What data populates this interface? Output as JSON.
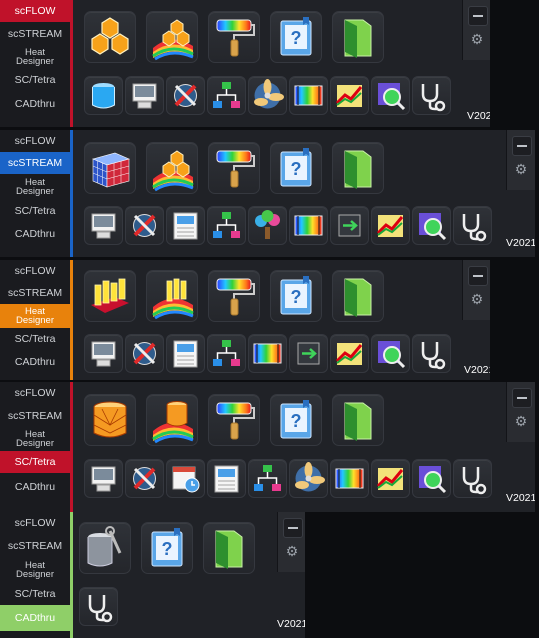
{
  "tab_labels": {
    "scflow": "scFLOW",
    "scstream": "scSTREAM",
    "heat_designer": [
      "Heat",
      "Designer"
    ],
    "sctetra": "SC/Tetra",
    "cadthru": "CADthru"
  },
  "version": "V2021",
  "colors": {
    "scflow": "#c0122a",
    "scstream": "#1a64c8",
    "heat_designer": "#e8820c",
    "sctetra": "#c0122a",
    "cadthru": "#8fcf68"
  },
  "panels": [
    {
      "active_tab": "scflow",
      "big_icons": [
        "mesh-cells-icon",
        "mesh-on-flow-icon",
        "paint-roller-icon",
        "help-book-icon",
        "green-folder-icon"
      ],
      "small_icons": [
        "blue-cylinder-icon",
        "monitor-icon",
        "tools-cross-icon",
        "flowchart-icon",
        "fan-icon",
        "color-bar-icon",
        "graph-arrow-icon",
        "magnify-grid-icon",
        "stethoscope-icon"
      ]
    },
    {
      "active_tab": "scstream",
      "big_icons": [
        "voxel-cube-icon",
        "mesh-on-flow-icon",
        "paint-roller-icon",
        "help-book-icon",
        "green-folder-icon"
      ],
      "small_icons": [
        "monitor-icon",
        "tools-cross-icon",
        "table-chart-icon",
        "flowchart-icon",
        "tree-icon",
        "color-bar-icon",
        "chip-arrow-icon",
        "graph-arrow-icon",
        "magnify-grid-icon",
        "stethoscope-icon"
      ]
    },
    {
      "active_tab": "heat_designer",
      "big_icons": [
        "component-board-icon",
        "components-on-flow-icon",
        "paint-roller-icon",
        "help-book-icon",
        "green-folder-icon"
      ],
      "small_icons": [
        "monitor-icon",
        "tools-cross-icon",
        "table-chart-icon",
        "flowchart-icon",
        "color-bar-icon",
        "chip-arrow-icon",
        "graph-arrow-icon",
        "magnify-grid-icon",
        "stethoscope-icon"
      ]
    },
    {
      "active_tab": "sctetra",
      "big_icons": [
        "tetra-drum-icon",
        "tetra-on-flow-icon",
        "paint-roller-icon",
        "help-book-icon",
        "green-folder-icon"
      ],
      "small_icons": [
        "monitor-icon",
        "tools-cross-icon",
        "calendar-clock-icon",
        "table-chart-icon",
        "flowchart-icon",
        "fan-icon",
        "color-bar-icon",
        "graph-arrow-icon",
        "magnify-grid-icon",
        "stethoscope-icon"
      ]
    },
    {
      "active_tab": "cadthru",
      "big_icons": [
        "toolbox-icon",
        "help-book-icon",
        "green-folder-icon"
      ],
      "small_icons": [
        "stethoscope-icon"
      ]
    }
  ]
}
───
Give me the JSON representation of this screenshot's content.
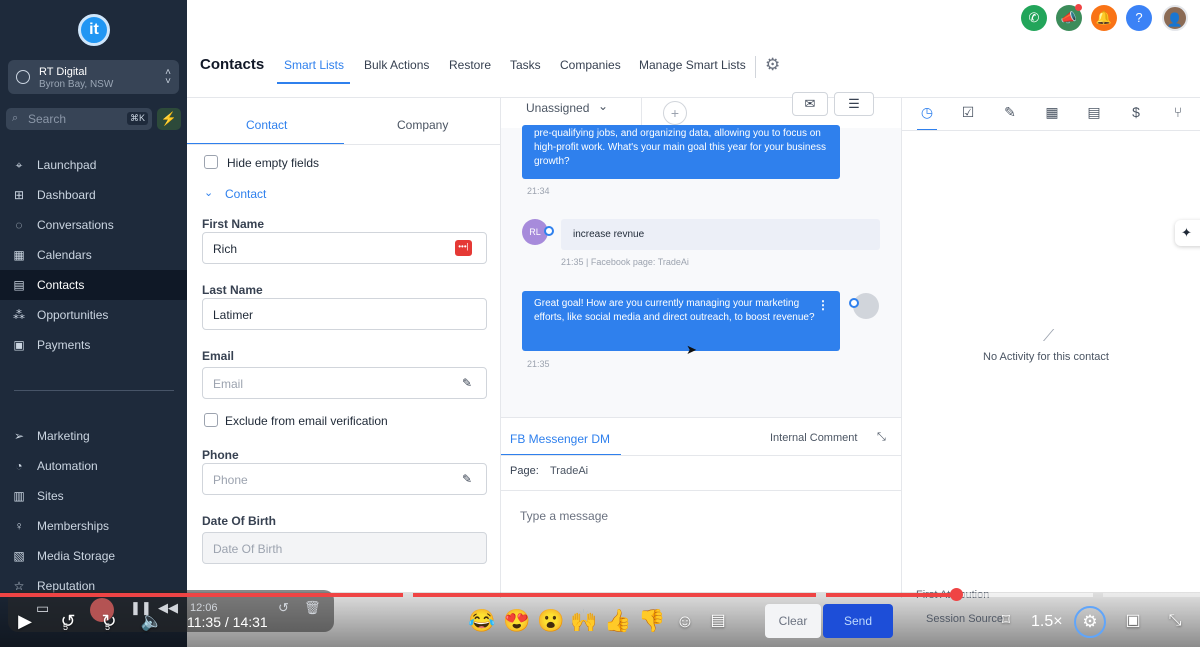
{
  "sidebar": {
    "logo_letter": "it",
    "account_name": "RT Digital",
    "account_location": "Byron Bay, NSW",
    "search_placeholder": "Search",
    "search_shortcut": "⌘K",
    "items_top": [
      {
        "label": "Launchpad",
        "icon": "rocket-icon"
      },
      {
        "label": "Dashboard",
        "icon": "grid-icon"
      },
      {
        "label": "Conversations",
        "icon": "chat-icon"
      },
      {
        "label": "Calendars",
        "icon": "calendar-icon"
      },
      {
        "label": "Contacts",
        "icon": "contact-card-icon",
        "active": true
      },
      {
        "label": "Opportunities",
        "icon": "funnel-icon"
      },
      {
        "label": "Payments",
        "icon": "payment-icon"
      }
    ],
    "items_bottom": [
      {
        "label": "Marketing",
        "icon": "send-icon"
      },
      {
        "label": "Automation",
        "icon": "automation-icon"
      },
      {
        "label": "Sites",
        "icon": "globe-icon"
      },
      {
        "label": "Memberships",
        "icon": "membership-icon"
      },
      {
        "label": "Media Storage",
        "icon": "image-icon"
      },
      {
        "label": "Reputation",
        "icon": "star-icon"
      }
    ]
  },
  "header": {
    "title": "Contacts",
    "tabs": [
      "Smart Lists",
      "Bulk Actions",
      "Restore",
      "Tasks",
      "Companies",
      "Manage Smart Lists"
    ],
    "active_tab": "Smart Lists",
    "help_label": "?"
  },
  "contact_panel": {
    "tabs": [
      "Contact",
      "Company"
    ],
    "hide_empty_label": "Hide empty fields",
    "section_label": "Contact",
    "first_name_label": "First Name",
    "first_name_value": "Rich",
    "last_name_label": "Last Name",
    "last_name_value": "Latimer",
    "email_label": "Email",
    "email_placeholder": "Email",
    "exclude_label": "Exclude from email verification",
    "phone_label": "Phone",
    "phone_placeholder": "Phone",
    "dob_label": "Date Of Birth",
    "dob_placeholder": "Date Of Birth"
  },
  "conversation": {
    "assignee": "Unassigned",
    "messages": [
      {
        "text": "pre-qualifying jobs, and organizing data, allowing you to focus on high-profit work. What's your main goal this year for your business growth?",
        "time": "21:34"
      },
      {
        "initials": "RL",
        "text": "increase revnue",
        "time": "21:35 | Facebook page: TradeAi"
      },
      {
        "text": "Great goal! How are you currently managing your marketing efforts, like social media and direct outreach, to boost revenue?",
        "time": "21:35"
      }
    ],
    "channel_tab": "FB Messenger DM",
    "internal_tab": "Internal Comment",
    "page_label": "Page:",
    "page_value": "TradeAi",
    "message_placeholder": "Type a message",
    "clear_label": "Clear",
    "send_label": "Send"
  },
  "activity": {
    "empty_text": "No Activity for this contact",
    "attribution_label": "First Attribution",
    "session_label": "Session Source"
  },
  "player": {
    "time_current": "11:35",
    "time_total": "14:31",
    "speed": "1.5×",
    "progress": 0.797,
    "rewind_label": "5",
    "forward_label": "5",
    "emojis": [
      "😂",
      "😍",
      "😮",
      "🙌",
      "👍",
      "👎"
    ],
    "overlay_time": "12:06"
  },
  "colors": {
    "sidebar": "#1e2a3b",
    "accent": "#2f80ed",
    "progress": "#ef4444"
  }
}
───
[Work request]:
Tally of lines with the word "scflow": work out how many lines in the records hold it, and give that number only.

[Response box]:
3